Task objective: In full and without alteration, copy the listing.

Data shown:
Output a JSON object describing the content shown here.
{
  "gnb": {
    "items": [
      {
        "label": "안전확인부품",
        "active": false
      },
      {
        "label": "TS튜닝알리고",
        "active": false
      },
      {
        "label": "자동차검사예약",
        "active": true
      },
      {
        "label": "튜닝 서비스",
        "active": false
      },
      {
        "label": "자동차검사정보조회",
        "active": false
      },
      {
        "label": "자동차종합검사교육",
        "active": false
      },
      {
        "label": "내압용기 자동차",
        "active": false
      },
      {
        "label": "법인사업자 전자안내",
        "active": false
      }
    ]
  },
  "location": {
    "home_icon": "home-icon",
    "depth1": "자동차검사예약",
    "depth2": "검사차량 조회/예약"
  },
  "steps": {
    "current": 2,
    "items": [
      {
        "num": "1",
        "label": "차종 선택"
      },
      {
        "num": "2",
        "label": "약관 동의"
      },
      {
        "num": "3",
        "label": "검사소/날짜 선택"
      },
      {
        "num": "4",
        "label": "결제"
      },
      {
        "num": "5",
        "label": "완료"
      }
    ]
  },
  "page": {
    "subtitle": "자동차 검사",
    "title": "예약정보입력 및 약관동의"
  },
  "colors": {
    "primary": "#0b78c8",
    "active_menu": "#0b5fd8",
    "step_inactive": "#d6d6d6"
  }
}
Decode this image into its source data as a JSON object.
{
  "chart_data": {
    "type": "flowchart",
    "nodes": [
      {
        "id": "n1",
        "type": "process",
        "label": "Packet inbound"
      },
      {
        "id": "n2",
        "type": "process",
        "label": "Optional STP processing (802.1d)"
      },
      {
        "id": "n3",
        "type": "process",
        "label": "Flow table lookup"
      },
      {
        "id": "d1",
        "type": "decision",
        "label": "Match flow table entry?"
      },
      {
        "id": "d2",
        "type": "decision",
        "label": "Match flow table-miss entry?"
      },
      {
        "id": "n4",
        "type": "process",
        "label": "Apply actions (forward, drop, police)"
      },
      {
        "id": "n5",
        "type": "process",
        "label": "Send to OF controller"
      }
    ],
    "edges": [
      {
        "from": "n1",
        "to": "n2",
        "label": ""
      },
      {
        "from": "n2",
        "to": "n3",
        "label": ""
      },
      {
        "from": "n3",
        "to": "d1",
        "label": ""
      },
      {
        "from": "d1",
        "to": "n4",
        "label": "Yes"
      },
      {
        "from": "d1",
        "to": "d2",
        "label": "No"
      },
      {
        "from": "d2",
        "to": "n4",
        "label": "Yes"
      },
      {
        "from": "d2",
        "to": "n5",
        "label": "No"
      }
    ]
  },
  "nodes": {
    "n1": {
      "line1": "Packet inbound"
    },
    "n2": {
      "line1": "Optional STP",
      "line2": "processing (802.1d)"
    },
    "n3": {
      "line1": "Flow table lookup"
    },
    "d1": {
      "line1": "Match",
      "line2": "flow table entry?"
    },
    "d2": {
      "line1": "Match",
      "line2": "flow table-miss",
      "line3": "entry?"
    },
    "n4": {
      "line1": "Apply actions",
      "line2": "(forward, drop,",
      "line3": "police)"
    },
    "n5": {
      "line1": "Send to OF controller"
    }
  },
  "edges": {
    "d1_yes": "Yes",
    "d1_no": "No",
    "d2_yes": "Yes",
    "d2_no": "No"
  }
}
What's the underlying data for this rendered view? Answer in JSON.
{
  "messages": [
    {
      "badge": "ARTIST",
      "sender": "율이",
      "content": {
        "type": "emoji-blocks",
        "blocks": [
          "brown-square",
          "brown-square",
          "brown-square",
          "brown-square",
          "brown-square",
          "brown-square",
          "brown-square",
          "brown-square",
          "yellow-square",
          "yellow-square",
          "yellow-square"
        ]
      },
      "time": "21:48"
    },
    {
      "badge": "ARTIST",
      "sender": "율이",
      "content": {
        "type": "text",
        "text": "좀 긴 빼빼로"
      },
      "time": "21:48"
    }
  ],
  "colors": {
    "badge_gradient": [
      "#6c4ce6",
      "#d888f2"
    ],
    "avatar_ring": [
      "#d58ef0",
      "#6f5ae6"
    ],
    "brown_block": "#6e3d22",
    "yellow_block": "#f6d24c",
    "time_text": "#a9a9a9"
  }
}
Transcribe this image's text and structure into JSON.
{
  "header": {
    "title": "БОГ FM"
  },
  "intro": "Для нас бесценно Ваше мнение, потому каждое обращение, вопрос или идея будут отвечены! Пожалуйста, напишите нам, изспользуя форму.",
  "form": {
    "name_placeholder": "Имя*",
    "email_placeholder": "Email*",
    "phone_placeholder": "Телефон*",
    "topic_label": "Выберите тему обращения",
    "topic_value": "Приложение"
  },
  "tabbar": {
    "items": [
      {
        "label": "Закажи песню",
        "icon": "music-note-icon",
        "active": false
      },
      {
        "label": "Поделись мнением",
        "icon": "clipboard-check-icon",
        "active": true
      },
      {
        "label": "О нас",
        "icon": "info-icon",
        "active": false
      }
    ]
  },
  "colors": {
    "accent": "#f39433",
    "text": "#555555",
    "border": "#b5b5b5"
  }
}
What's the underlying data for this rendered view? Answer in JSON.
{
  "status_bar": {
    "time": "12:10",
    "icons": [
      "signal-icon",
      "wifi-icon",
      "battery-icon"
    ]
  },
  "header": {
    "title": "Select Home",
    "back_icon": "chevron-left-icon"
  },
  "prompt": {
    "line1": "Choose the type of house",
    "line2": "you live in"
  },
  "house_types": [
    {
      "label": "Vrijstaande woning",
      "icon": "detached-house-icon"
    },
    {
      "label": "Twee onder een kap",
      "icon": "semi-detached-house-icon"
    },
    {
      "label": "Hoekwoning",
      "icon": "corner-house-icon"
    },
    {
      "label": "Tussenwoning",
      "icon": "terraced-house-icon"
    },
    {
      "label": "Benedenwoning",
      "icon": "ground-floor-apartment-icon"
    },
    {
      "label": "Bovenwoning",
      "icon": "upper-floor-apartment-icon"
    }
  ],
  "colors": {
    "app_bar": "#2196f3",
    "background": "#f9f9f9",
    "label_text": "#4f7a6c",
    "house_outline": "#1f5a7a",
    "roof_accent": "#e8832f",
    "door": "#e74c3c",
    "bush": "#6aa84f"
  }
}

Answer space:
Output a JSON object describing the content shown here.
{
  "gnb": {
    "items": [
      {
        "label": "안전확인부품",
        "active": false
      },
      {
        "label": "TS튜닝알리고",
        "active": false
      },
      {
        "label": "자동차검사예약",
        "active": true
      },
      {
        "label": "튜닝 서비스",
        "active": false
      },
      {
        "label": "자동차검사정보조회",
        "active": false
      },
      {
        "label": "자동차종합검사교육",
        "active": false
      },
      {
        "label": "내압용기 자동차",
        "active": false
      },
      {
        "label": "법인사업자 전자안내",
        "active": false
      }
    ]
  },
  "location": {
    "home_icon": "home-icon",
    "depth1": "자동차검사예약",
    "depth2": "검사차량 조회/예약"
  },
  "steps": {
    "current": 2,
    "items": [
      {
        "num": "1",
        "label": "차종 선택"
      },
      {
        "num": "2",
        "label": "약관 동의"
      },
      {
        "num": "3",
        "label": "검사소/날짜 선택"
      },
      {
        "num": "4",
        "label": "결제"
      },
      {
        "num": "5",
        "label": "완료"
      }
    ]
  },
  "page": {
    "subtitle": "자동차 검사",
    "title": "예약정보입력 및 약관동의"
  },
  "colors": {
    "primary": "#0b78c8",
    "active_menu": "#0b5fd8",
    "step_inactive": "#d6d6d6"
  }
}
Decode this image into its source data as a JSON object.
{
  "chart_data": {
    "type": "flowchart",
    "nodes": [
      {
        "id": "n1",
        "type": "process",
        "label": "Packet inbound"
      },
      {
        "id": "n2",
        "type": "process",
        "label": "Optional STP processing (802.1d)"
      },
      {
        "id": "n3",
        "type": "process",
        "label": "Flow table lookup"
      },
      {
        "id": "d1",
        "type": "decision",
        "label": "Match flow table entry?"
      },
      {
        "id": "d2",
        "type": "decision",
        "label": "Match flow table-miss entry?"
      },
      {
        "id": "n4",
        "type": "process",
        "label": "Apply actions (forward, drop, police)"
      },
      {
        "id": "n5",
        "type": "process",
        "label": "Send to OF controller"
      }
    ],
    "edges": [
      {
        "from": "n1",
        "to": "n2",
        "label": ""
      },
      {
        "from": "n2",
        "to": "n3",
        "label": ""
      },
      {
        "from": "n3",
        "to": "d1",
        "label": ""
      },
      {
        "from": "d1",
        "to": "n4",
        "label": "Yes"
      },
      {
        "from": "d1",
        "to": "d2",
        "label": "No"
      },
      {
        "from": "d2",
        "to": "n4",
        "label": "Yes"
      },
      {
        "from": "d2",
        "to": "n5",
        "label": "No"
      }
    ]
  },
  "nodes": {
    "n1": {
      "line1": "Packet inbound"
    },
    "n2": {
      "line1": "Optional STP",
      "line2": "processing (802.1d)"
    },
    "n3": {
      "line1": "Flow table lookup"
    },
    "d1": {
      "line1": "Match",
      "line2": "flow table entry?"
    },
    "d2": {
      "line1": "Match",
      "line2": "flow table-miss",
      "line3": "entry?"
    },
    "n4": {
      "line1": "Apply actions",
      "line2": "(forward, drop,",
      "line3": "police)"
    },
    "n5": {
      "line1": "Send to OF controller"
    }
  },
  "edges": {
    "d1_yes": "Yes",
    "d1_no": "No",
    "d2_yes": "Yes",
    "d2_no": "No"
  }
}
What's the underlying data for this rendered view? Answer in JSON.
{
  "messages": [
    {
      "badge": "ARTIST",
      "sender": "율이",
      "content": {
        "type": "emoji-blocks",
        "blocks": [
          "brown-square",
          "brown-square",
          "brown-square",
          "brown-square",
          "brown-square",
          "brown-square",
          "brown-square",
          "brown-square",
          "yellow-square",
          "yellow-square",
          "yellow-square"
        ]
      },
      "time": "21:48"
    },
    {
      "badge": "ARTIST",
      "sender": "율이",
      "content": {
        "type": "text",
        "text": "좀 긴 빼빼로"
      },
      "time": "21:48"
    }
  ],
  "colors": {
    "badge_gradient": [
      "#6c4ce6",
      "#d888f2"
    ],
    "avatar_ring": [
      "#d58ef0",
      "#6f5ae6"
    ],
    "brown_block": "#6e3d22",
    "yellow_block": "#f6d24c",
    "time_text": "#a9a9a9"
  }
}
Transcribe this image's text and structure into JSON.
{
  "header": {
    "title": "БОГ FM"
  },
  "intro": "Для нас бесценно Ваше мнение, потому каждое обращение, вопрос или идея будут отвечены! Пожалуйста, напишите нам, изспользуя форму.",
  "form": {
    "name_placeholder": "Имя*",
    "email_placeholder": "Email*",
    "phone_placeholder": "Телефон*",
    "topic_label": "Выберите тему обращения",
    "topic_value": "Приложение"
  },
  "tabbar": {
    "items": [
      {
        "label": "Закажи песню",
        "icon": "music-note-icon",
        "active": false
      },
      {
        "label": "Поделись мнением",
        "icon": "clipboard-check-icon",
        "active": true
      },
      {
        "label": "О нас",
        "icon": "info-icon",
        "active": false
      }
    ]
  },
  "colors": {
    "accent": "#f39433",
    "text": "#555555",
    "border": "#b5b5b5"
  }
}
What's the underlying data for this rendered view? Answer in JSON.
{
  "status_bar": {
    "time": "12:10",
    "icons": [
      "signal-icon",
      "wifi-icon",
      "battery-icon"
    ]
  },
  "header": {
    "title": "Select Home",
    "back_icon": "chevron-left-icon"
  },
  "prompt": {
    "line1": "Choose the type of house",
    "line2": "you live in"
  },
  "house_types": [
    {
      "label": "Vrijstaande woning",
      "icon": "detached-house-icon"
    },
    {
      "label": "Twee onder een kap",
      "icon": "semi-detached-house-icon"
    },
    {
      "label": "Hoekwoning",
      "icon": "corner-house-icon"
    },
    {
      "label": "Tussenwoning",
      "icon": "terraced-house-icon"
    },
    {
      "label": "Benedenwoning",
      "icon": "ground-floor-apartment-icon"
    },
    {
      "label": "Bovenwoning",
      "icon": "upper-floor-apartment-icon"
    }
  ],
  "colors": {
    "app_bar": "#2196f3",
    "background": "#f9f9f9",
    "label_text": "#4f7a6c",
    "house_outline": "#1f5a7a",
    "roof_accent": "#e8832f",
    "door": "#e74c3c",
    "bush": "#6aa84f"
  }
}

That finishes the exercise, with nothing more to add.